One of the cool things about climbing is that when you read or hear good stories about climbs that inspire you, those climbs are there for you to go and actually experience. Whether it’s a nice boulder problem your mate raved about, or a big mountain epic shrouded in legend from it’s first ascent stories. Many other sports don’t have this. You hear about football fans standing on the pitch and using their imagination to feel the intensity of big games played out by the stars on the same spot over the years. Not much to go on really, is it?
But if you are a climber, you can have more than this. You can go and repeat the very same routes, pull on the same holds, make the same movements on the rock and feel the same fear, just as in the story you read about as a youngster. With every move you make up the route, the
first ascent story takes on a new illumination. This is pretty lucky I think.
I just had this experience tonight, onsighting the second ascent (??) of Chairoscuro E7 6b in Glen Nevis. This climb was put up with great determination by Kevin Howett and Andy Nelson in 1988, with Kev’s lead being his hardest ever.
left: Kevin Howett
I read Kev’s account of his first ascent just after I’d started climbing, and just after I’d had a bit of a defining moment in my life visiting Glen Nevis for the first time with Claire when I was 17 and being totally inspired by the place and the multitude of climbs there.

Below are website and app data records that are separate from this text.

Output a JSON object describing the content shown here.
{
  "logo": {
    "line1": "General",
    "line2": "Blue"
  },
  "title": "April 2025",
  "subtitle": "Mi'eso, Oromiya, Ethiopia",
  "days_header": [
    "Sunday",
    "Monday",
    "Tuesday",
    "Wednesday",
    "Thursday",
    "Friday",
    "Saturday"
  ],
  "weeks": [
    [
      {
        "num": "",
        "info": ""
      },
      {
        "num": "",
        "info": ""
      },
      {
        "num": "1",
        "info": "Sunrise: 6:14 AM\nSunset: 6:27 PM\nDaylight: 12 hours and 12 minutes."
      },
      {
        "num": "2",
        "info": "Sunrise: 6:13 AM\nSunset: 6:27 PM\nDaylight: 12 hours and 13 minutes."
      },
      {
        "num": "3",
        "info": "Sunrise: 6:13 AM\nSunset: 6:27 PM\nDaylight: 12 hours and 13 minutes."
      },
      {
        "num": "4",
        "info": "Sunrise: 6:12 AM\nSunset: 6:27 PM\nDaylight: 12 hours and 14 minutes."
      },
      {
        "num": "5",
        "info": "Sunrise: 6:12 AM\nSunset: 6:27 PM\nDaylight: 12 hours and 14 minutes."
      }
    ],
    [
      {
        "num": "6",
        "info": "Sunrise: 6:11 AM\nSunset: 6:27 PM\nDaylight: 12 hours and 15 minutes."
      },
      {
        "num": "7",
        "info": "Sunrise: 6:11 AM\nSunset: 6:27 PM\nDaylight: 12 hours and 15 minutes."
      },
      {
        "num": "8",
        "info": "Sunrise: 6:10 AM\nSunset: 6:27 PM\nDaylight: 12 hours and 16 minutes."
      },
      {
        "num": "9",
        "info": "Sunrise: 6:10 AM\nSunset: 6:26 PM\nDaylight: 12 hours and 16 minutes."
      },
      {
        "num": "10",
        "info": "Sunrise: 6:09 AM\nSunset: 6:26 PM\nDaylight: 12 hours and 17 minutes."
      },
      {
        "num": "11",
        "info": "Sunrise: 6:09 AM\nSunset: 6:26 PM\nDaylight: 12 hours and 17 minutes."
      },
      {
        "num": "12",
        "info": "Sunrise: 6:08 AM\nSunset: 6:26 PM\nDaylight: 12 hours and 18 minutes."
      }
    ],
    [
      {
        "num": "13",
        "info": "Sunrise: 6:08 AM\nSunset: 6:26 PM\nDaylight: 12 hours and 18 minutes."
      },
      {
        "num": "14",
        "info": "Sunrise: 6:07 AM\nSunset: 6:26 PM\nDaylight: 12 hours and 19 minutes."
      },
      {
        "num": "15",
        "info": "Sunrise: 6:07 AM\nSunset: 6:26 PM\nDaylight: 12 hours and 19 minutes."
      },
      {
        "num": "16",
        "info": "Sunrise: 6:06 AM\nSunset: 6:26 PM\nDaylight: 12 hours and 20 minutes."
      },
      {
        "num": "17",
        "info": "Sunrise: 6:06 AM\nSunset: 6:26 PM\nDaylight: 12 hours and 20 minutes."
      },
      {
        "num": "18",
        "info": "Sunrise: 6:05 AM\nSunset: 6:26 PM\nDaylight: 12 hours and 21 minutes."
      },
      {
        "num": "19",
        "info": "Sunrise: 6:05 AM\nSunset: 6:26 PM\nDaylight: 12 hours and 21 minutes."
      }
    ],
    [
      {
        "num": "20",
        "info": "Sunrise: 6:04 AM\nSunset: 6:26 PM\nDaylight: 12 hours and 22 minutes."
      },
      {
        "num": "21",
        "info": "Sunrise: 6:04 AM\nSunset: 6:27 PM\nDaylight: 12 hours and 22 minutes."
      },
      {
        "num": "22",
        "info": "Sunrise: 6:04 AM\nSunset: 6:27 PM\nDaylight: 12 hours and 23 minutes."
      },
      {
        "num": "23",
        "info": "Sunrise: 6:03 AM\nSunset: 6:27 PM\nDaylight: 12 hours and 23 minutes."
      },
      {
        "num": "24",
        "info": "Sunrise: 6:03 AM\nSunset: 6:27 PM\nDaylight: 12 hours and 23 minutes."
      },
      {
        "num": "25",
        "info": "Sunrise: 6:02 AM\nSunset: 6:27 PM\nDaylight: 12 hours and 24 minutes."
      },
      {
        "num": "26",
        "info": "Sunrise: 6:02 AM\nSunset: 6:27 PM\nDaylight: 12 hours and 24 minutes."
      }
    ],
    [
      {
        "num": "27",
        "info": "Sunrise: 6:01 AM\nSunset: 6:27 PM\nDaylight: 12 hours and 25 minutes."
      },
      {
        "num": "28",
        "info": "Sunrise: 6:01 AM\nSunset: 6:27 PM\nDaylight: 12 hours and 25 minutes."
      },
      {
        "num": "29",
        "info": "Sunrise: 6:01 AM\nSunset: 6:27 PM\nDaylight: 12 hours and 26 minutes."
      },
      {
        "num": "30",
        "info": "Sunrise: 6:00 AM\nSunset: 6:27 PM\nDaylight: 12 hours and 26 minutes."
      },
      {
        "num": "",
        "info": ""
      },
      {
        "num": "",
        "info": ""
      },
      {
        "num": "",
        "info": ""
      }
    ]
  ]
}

Kev’s lead sounded unbelievably bold, taking a huge fall from near the top of the blunt arete of Chairoscuro onto an RP1, and breaking his ribs on the swing in. But he returned soon after, taking more falls from the same spot until he nailed it.
This sounds crazy enough just reading about it, but it’s something completely different to actually be there yourself, wobbling and gibbering through off-balance rockover onto a sloping rail after 35 metres of E7 climbing, when that RP1 is so far below you can’t even see it.
This would have been a great climbing experience for me if I knew nothing about the route. But to be there knowing Kev had fallen from that move and come back for more added a whole other dimension to it. You don’t get this when you turn up at a crag in Spain and look at a bunch of lines on a topo with a number attached. This is the depth that trad climbing has, that other types cannot match. Of course their qualities lie elsewhere - thats fine.
This route was also a personal score settled. I had previously gone to have a try at the route onsight with Niall McNair about seven years ago. At the time we were both onsighting stacks of E6s and I had a couple of E7 onsights under my belt. We tied in and started up Chairoscuro feeling confident. Too confident it seemed. After 4 metres (count them!) we went off route and immediately ran out of holds or any gear and reversed down, confused.
It was strange coming back several years later. It really hit home how different the rock looks with experience behind you. It took me five minutes to spot a sequence through some unobvious quartz knobbles we had completely failed to spot last time.
With that in mind, when I finally committed to the section where Kev fell, I reminded myself as I rocked over, wobbling that I had a lot to throw at the next few moves - experience, experience, experience, and a bit of raw crimp strength too I guess.
I hope it’s nice for Kevin to know that his creation back in 1988 was something that bubbled away in my head for some years and imagined many times what it would be like to be alone up on that arete, onsight and scared. It was just as good as I hoped.